All of our chaplains our professionals and bring with them a wealth of experience. Their only desire is to meet the needs of anyone, be they patients, visitors, or staff who request their services. They provide many different forms of support from trauma and grief counseling, spiritual assessment and crisis intervention to name a few. And again, they have the utmost respect for all religious Traditions.

Leaving a Path of Light

Rev. Philip Joly, director of Pastoral Care at St. Mary’s shares the following:

English writer John Ruskin (1819-1900) tells a wonderful story of what working as a hospital chaplain means for me. He tells how in olden days, streets had gas lamps. And each evening a lamplighter would go from lamp to lamp with a burning torch and light them up.

One evening Ruskin was sitting on a hill over-looking the town in which he lived and he was watching the lamplighter at work as the sun dipped beneath the horizon. Actually Ruskin could not see the lamplighter, because it was now dark. He only saw the torch and the trail of lit lamps that he left along the way.

Then Ruskin commented to a friend sitting with him and said, "There's a good illustration of a Christian. People may never have known him, they may never have met him, they many never even have seen him, but they know he passed through their world by the trail of lights he left behind him."

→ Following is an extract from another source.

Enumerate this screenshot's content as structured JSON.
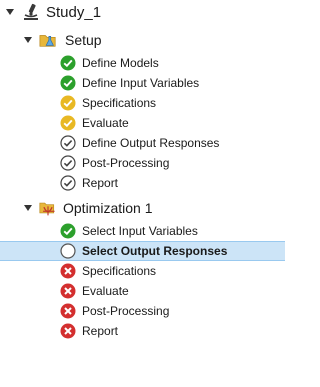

You could substitute any number of religious Traditions into that quote, and it would still hold true. A person of faith (and by no means must it be a perfect faith), a person of pure intentions and compassion and openness, leaves a distinct trail of light in their wake. And this is purely unintentional on their part. I can only speak from my experience as a Catholic Christian, but the tenets of “love God (whatever and whoever your image of God is) and love your neighbor as yourself” are fairly universal among the world’s religions. This kind of love does not seek anything for itself. It is always for the other. Hence, the ‘trail of light’ is only seen by the person who received it, and often this is in hindsight.

I came to St. Mary’s in 2011 (10 years ago as of this writing) from having worked in parish ministry for 10 years prior. My vocation was at a crossroads of sorts. I felt a pull in a direction away from parish life, and that pull was coming from the realm of healthcare, specifically from a hospice perspective. My first experience with hospice had been when my father was dying from lung cancer. This was a good 11 years before I would be ordained a priest, but it had a lasting impact on me. As a seminarian student and later as a priest a significant portion of my ministry had gravitated towards care for the sick and the dying. I became involved as a volunteer chaplain with the local hospice organization close to the parish I was serving. I also brought along my Siberian Husky, Mischa, who was a certified therapy dog. She opened many a door for me to connect with patients and their families.

So, when my friend of many years, Rev. Aidan Lacy, (the previous director of Pastoral Care) offered me a job as a chaplain here at St. Mary’s I jumped for it. The light that is St. Mary’s led me here. Is there a path of light left by my fellow chaplains? Absolutely! Does that light radiate from our medical staff? Most certainly! However, the brightest path of lights come from the patients I am able to visit, as well as from their families. That light shines from the parents keeping vigil over their one-pound preemie baby girl in our NICU. That light flows from the young trauma victim who has lost an arm and a leg in a freak accident, and his response to that news is, “I’m going to be awesome!” The lamp is lit by the estranged adult daughter and son of an abusive father saying to him “Dad, we forgive you. We set you free,” as he lay in a coma brought on by a fatal stroke. And it bursts from the heart of a grieving father who prays at the bedside of his teenage son for those others who will receive the gift of life from his donated organs.

For me the privilege of working as a hospital chaplain is not about leaving a trail of lights for someone else, (I can only hope I have), but rather it is being able to walk in that path of light left for me by the people I am led to within these hallowed walls.